*What needs to be done*. Print each record below character for character.

*Data in this exercise*.
================

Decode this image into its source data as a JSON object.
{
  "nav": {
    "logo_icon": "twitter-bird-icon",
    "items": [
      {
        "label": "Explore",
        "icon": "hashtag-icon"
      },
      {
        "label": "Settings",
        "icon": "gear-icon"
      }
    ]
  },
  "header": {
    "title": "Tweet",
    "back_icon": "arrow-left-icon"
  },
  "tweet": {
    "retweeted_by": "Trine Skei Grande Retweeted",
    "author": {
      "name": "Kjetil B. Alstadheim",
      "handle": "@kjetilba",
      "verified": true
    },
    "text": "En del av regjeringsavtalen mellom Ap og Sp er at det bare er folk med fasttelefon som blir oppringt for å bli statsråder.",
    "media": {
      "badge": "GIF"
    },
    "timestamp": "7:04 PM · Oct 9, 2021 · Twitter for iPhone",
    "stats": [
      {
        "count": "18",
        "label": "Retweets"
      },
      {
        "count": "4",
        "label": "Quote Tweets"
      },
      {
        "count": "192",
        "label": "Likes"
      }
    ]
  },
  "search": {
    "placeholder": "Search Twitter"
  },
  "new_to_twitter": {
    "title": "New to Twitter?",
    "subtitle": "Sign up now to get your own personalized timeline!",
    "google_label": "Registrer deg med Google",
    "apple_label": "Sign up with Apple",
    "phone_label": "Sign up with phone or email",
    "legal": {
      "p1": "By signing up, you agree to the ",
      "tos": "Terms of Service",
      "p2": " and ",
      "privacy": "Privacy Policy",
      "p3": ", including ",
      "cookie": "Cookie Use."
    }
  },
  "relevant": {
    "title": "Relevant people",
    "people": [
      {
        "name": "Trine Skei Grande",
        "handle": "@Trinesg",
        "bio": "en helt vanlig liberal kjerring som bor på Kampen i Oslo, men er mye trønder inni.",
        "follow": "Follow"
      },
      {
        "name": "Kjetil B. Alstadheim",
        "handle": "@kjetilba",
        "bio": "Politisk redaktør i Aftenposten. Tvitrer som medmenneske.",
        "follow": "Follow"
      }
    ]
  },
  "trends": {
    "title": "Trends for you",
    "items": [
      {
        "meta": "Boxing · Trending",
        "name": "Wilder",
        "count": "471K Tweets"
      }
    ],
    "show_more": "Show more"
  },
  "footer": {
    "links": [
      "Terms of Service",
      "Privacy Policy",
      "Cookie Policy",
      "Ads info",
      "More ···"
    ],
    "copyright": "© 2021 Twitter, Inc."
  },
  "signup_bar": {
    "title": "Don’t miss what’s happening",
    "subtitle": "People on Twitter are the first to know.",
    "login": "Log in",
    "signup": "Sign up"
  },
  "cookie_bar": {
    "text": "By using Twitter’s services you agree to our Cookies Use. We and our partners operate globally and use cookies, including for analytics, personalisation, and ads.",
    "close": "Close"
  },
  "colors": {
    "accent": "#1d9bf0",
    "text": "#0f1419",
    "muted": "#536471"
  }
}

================

*Final answer*.
Decode this image into its source data as a JSON object.
{
  "nav": {
    "logo_icon": "twitter-bird-icon",
    "items": [
      {
        "label": "Explore",
        "icon": "hashtag-icon"
      },
      {
        "label": "Settings",
        "icon": "gear-icon"
      }
    ]
  },
  "header": {
    "title": "Tweet",
    "back_icon": "arrow-left-icon"
  },
  "tweet": {
    "retweeted_by": "Trine Skei Grande Retweeted",
    "author": {
      "name": "Kjetil B. Alstadheim",
      "handle": "@kjetilba",
      "verified": true
    },
    "text": "En del av regjeringsavtalen mellom Ap og Sp er at det bare er folk med fasttelefon som blir oppringt for å bli statsråder.",
    "media": {
      "badge": "GIF"
    },
    "timestamp": "7:04 PM · Oct 9, 2021 · Twitter for iPhone",
    "stats": [
      {
        "count": "18",
        "label": "Retweets"
      },
      {
        "count": "4",
        "label": "Quote Tweets"
      },
      {
        "count": "192",
        "label": "Likes"
      }
    ]
  },
  "search": {
    "placeholder": "Search Twitter"
  },
  "new_to_twitter": {
    "title": "New to Twitter?",
    "subtitle": "Sign up now to get your own personalized timeline!",
    "google_label": "Registrer deg med Google",
    "apple_label": "Sign up with Apple",
    "phone_label": "Sign up with phone or email",
    "legal": {
      "p1": "By signing up, you agree to the ",
      "tos": "Terms of Service",
      "p2": " and ",
      "privacy": "Privacy Policy",
      "p3": ", including ",
      "cookie": "Cookie Use."
    }
  },
  "relevant": {
    "title": "Relevant people",
    "people": [
      {
        "name": "Trine Skei Grande",
        "handle": "@Trinesg",
        "bio": "en helt vanlig liberal kjerring som bor på Kampen i Oslo, men er mye trønder inni.",
        "follow": "Follow"
      },
      {
        "name": "Kjetil B. Alstadheim",
        "handle": "@kjetilba",
        "bio": "Politisk redaktør i Aftenposten. Tvitrer som medmenneske.",
        "follow": "Follow"
      }
    ]
  },
  "trends": {
    "title": "Trends for you",
    "items": [
      {
        "meta": "Boxing · Trending",
        "name": "Wilder",
        "count": "471K Tweets"
      }
    ],
    "show_more": "Show more"
  },
  "footer": {
    "links": [
      "Terms of Service",
      "Privacy Policy",
      "Cookie Policy",
      "Ads info",
      "More ···"
    ],
    "copyright": "© 2021 Twitter, Inc."
  },
  "signup_bar": {
    "title": "Don’t miss what’s happening",
    "subtitle": "People on Twitter are the first to know.",
    "login": "Log in",
    "signup": "Sign up"
  },
  "cookie_bar": {
    "text": "By using Twitter’s services you agree to our Cookies Use. We and our partners operate globally and use cookies, including for analytics, personalisation, and ads.",
    "close": "Close"
  },
  "colors": {
    "accent": "#1d9bf0",
    "text": "#0f1419",
    "muted": "#536471"
  }
}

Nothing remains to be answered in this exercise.